“That seems delightful.”
It had almost become a daily ritual to watch the rockets fly away through the atmosphere after a broadcast had aired. There was something strangely satisfying about watching little, glimmering specks in the distance fly up towards the sky…
We’d set up two rocking chairs in the garden, with in between us a small table just big enough for both our cups of tea and a plate of biscuits.
As always, our white dwarf was gleaming over the horizon, with the sky being a soft, almost turquoise color. We were quite in luck they decided to launch the rockets from the darker side of the planet. If not, the path of the rockets and their shimmering in the white dwarf’s light would probably be completely invisible due to the brightness of the star, even with it being only so dim now.
The first spacecraft started shooting through the sky in a vaguely curving trajectory. I’d heard they did that because it was more fuel-efficient than shooting straight up and doing a 90° turn at the end or something. I frankly didn’t really care for rocketry anymore, not like how I did way back when at least.
It was always one spacecraft that took the lead, before a cluster of about ten started following after it.
“And every time it looks this gorgeous…” I sipped from my tea.
“Dear?” Her voice was confused. “Aren’t shooting stars supposed to fall down…?”
I looked over at her. She was staring at the rockets searing through the sky with such awe, time and time again. As if it was the first time she’d witnessed something like this. I felt myself smile, slightly painfully maybe, while I put down my cup and grabbed her hand.
“Don’t worry about it, hun…” I stroked the back of her hand with my thumb. “Have you wished upon them yet?”
She nodded softly, almost unnoticeable, and she closed her eyes.
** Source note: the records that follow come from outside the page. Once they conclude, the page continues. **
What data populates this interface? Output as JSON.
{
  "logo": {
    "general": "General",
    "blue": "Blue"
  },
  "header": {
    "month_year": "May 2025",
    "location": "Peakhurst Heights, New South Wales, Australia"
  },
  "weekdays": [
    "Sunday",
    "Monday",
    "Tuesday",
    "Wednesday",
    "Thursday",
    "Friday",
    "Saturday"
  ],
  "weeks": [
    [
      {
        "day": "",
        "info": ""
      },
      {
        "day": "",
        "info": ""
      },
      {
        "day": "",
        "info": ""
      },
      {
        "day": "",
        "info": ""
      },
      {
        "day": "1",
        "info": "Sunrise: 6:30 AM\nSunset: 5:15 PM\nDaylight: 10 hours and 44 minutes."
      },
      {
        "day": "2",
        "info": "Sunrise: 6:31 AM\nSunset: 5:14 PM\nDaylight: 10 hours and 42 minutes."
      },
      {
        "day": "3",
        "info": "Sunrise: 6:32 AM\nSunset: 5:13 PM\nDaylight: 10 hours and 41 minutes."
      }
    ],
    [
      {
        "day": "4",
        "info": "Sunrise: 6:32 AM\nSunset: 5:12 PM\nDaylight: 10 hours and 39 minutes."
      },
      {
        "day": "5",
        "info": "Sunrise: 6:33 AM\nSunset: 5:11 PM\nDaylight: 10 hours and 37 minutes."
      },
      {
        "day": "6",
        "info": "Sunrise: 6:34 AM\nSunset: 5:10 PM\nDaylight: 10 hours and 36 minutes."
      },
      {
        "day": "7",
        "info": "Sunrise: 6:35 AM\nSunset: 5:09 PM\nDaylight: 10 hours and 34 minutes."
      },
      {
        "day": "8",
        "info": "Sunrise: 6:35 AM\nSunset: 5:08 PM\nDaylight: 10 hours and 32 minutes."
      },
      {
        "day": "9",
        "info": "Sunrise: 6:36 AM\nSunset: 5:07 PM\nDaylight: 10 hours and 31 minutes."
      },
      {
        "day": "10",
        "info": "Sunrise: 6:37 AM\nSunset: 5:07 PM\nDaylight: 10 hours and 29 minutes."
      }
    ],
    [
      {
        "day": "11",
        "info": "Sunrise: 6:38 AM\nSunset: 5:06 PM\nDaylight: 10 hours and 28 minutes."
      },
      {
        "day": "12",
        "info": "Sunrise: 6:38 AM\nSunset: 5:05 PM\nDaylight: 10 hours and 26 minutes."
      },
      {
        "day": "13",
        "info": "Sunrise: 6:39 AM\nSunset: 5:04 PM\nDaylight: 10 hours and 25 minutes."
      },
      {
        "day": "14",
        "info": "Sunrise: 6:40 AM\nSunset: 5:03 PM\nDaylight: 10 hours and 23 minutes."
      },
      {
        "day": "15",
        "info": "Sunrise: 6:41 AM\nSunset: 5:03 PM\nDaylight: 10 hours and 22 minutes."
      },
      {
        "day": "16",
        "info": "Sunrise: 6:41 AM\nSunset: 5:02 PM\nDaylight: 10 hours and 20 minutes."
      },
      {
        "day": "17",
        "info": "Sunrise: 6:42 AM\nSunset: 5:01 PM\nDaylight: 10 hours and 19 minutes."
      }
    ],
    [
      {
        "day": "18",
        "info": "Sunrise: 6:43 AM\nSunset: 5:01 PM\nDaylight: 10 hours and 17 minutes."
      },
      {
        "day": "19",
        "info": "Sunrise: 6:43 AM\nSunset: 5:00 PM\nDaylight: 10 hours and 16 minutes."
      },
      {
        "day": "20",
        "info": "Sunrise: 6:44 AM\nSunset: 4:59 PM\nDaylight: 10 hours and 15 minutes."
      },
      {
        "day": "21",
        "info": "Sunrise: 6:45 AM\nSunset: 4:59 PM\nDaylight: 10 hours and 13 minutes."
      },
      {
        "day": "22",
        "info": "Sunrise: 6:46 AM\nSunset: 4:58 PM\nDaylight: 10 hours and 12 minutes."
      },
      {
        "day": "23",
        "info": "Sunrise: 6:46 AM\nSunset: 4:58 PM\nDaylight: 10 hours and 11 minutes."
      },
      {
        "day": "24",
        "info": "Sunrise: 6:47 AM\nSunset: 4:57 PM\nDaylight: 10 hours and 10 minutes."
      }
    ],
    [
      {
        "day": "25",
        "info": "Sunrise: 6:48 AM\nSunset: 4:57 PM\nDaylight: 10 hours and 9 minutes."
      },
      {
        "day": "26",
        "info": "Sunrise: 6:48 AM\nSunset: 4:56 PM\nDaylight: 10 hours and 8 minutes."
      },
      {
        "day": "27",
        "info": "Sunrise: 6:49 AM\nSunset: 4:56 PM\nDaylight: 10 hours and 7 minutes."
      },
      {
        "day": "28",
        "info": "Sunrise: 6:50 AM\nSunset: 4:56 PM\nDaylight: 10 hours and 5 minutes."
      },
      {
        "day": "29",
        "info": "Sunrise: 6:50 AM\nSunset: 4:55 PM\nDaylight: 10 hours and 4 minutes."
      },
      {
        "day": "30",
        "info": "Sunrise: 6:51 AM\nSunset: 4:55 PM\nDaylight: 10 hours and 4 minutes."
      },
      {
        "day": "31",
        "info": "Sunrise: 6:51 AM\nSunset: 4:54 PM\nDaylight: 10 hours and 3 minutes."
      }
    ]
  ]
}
They were watery, so were mine.
“Let’s head to bed in a bit… shall we?”
If only we could wish upon shooting rockets too…